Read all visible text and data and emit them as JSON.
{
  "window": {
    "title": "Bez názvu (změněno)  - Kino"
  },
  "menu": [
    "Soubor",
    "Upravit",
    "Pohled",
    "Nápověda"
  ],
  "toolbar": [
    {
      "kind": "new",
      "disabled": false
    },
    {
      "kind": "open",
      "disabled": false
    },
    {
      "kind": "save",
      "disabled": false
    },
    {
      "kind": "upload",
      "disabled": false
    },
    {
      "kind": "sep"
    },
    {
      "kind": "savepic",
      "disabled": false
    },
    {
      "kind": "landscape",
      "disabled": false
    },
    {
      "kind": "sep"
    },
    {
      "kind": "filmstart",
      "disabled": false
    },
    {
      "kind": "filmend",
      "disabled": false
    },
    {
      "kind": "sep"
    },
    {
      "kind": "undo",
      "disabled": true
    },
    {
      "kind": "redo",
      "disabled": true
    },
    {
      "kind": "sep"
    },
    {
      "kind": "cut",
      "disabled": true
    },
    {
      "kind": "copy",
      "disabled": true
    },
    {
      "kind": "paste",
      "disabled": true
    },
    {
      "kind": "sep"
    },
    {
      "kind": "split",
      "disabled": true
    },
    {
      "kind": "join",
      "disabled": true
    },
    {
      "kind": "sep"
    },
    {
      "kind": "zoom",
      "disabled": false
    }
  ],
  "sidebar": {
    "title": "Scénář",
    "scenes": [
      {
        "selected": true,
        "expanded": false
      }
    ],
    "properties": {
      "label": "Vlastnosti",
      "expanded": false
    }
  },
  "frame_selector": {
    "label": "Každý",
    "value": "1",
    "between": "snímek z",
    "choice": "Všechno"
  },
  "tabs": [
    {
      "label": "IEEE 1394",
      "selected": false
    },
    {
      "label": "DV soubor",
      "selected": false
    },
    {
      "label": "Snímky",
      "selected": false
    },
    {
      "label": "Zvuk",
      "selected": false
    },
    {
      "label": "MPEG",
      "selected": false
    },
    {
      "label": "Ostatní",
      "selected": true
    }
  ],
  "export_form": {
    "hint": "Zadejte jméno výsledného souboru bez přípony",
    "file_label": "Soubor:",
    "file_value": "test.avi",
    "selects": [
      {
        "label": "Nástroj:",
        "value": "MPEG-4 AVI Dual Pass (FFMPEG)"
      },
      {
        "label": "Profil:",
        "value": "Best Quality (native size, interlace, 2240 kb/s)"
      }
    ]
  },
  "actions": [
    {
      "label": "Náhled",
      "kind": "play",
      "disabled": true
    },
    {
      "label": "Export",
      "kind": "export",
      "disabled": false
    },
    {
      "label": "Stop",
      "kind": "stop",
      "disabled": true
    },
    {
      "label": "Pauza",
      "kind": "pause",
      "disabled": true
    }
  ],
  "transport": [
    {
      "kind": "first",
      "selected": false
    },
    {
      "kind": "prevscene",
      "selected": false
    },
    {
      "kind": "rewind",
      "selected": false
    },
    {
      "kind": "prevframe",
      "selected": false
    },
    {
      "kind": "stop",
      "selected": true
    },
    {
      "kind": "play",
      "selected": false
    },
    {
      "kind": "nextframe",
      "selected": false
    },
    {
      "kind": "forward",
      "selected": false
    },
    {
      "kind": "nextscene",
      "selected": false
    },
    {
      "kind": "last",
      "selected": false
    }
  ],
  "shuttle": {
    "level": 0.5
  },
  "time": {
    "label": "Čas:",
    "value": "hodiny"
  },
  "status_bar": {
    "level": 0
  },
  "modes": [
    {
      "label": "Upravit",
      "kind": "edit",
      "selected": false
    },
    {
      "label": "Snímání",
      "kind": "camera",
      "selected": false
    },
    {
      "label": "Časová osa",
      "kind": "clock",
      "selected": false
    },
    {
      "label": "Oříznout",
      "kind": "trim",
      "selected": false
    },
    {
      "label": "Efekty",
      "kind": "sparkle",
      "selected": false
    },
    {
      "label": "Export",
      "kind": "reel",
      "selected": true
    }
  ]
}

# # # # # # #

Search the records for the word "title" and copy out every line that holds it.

    "title": "Bez názvu (změněno)  - Kino"
    "title": "Scénář",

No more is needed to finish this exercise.